London

Londoners want less garbage, and they're willing to pay for it

The City of London is working on an action plan to divert the amount of waste that ends up in the landfill, and the majority of residents are on board and willing to pay for it.

A recent survey says 93 per cent of residents support increasing waste diversion from landfill sites

A green bin program has been operating in Toronto for the past 15 years, lending to an increase in their waste diversion efforts. (Paul Borkwood/CBC)

London is working to implement an action plan with the goal of diverting 60 per cent of the waste that ends up in the landfill by 2022. According to a recent survey, the majority of residents are on board.

An online survey of 301 London residents by Ipsos says 93 per cent or respondents agree waste diversion is important, and 76 per cent say they are willing to pay a little more to make it happen.

But just how much more will they have to pay?

According to the 60% Waste Diversion Action Plan that's heading to the Civic Works Committee on Tuesday, hitting the waste diversion target could cost taxpayers an extra $36 per year.

"Sixty per cent diversion is a target that has been proposed by the provincial government as being a good objective for municipalities to seek," said Jay Stanford, director of environment, fleet and solid waste for the City of London.

"A number of municipalities in Ontario have already reached that level of waste diversion, and in the city of London, our landfill capacity will be complete by 2025."

The City's current residential waste diversion is at 45 per cent.

London is committed to increasing waste diversion as part of a landfill expansion project. The commitment was made to ensure funding from the province is available for expansion.

What the plan looks like

The proposed actions include implementing a green bin program for curbside organic pickup, expanding the blue box program to include additional recyclable materials, a mixed waste pilot project for multi-residential locations, along with initiatives and policies surrounding waste reduction and reuse.

The City is recommending green bins for residential pick-up over a mixed waste processing program.

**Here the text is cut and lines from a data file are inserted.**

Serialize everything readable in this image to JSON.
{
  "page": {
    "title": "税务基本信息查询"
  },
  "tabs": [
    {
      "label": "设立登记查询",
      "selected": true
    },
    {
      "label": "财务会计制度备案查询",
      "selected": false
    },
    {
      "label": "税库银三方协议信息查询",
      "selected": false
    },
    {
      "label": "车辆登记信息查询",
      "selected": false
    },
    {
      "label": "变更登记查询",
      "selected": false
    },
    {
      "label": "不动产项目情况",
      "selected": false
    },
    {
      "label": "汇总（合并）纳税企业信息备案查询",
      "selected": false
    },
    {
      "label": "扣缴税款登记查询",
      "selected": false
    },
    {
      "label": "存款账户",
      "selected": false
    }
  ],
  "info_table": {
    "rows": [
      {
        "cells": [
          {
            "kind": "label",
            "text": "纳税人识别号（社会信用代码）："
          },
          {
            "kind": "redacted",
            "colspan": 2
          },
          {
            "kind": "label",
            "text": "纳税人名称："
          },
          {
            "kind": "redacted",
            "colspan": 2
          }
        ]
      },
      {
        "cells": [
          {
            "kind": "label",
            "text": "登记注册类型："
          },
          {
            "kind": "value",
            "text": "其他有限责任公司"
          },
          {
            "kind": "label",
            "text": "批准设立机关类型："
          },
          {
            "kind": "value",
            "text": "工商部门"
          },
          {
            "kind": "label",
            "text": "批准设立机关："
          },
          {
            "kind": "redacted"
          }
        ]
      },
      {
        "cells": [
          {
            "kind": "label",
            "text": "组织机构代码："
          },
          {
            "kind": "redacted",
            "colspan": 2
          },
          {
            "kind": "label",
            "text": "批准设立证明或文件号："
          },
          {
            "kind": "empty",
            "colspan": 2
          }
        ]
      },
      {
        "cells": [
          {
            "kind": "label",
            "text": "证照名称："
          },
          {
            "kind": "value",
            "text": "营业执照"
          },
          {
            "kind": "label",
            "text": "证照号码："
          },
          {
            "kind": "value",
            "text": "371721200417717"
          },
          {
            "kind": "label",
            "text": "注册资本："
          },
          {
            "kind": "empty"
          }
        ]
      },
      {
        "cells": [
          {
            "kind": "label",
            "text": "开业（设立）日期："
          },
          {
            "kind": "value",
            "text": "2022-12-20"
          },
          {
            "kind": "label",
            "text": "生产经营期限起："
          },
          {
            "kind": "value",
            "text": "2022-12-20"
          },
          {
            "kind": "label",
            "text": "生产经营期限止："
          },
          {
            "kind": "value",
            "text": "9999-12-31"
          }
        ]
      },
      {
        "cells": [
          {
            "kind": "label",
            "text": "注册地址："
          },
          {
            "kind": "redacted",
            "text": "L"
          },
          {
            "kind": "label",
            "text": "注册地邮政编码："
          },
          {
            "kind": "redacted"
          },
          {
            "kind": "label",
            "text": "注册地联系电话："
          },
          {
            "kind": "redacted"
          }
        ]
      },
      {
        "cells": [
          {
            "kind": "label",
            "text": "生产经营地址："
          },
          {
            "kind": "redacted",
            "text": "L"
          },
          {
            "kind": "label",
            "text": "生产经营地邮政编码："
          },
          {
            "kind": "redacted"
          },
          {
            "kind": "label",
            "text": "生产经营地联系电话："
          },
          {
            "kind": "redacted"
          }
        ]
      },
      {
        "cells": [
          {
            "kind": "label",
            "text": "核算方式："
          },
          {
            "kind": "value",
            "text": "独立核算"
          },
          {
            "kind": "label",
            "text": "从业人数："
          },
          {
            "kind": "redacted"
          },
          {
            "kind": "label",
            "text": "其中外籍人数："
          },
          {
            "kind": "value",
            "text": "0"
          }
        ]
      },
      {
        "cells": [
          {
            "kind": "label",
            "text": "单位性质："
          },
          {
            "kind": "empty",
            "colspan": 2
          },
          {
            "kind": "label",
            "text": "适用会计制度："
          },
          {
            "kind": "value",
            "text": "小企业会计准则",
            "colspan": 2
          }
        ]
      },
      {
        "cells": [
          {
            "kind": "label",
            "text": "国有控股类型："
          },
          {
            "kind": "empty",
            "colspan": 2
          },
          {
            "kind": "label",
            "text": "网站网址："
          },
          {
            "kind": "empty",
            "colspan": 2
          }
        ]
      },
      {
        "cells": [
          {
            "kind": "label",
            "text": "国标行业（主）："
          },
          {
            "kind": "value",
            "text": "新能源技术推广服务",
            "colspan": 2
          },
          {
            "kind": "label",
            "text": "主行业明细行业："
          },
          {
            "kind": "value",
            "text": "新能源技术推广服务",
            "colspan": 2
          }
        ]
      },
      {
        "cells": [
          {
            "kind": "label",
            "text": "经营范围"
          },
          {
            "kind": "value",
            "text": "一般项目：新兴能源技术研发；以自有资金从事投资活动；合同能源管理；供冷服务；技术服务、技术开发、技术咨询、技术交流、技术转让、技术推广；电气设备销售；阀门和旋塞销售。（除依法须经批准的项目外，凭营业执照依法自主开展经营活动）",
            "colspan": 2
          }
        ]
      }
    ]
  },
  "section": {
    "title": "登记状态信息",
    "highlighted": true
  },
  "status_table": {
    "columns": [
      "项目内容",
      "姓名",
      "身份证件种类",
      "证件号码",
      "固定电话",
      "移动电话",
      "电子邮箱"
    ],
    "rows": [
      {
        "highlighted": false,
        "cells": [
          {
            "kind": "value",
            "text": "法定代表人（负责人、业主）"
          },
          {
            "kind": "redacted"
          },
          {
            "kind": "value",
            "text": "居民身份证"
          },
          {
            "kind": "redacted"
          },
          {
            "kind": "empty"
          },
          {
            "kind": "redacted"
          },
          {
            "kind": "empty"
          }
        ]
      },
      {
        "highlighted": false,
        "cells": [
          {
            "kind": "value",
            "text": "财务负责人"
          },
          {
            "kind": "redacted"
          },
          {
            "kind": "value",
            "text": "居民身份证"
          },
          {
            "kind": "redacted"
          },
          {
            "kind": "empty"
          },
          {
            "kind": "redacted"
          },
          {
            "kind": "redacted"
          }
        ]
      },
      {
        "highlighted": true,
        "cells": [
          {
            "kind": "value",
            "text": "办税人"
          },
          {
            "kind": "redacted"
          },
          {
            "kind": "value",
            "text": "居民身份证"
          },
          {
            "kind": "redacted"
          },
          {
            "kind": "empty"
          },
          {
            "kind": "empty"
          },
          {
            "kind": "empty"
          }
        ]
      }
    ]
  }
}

"Our research indicates that [mixed waste processing] is just not there yet from a technical perspective at this point in time," said Stanford.

"It's something that we believe will be there in the way of stronger systems in about five to 10 years from now, so we're recommending both systems -- we're recommending a curbside system for the majority of London and a pilot project for the multi-residential sector that will look at a mixed waste system."

Stanford says once the technical challenges of the mixed-waste system are understood, they could transition from the curbside program in the future.

According to the report, green bins will have the largest impact on waste diversion with an estimated increase of 10 per cent. Green bins also come with the biggest price tag with an initial cost of $12-million and annual operating costs between $3.9-million and $5.5-million.

The green bin program isn't expected to start until the summer of 2021.

Organics management initiatives that can be implemented next year will target food waste reduction strategies, along with composting at home and in the community.

Changes to recycling would include the handling of carpet, mattresses and textiles. There's a proposal for curbside pickup of electronics, scrap metal, small metal appliances, wooden furniture and bulky plastics.

All in, the likely annual operating cost for all the proposals is estimated to be $6.5-million, adding $36 to the average tax bill. The current annual cost of garbage, recycling and composting in London is about $30-million a year.

The benefits of increasing waste diversion

Job creation will be a large component of the City's action plan, making way for up to 170 new positions inside and outside of London.

Waste diversion would have a positive impact on the environment with reduced greenhouse gas emissions estimated to be up to 27,000 tonnes per year, the equivalent of removing 6,800 cars from the road.

Impact to the landfill would be reduced, including odour and traffic.

The action plan timeline

The 60% Waste Diversion Action Plan is expected to be released to the public and stakeholders on July 25. 

An information booth will also be set up at the Gathering on the Green II festival in Wortley Village on Aug. 19.

Feedback will be accepted until Sept. 10.

City staff will consider the feedback and submit a report to the committee and hold a public participation meeting on Sept. 27.

The Civic Works Committee will be presented with implementation details and the final cost estimates in early 2019 before the plan is voted on by council.

Mobile users: View the document
(PDF KB)
(Text KB)
CBC is not responsible for 3rd party content

now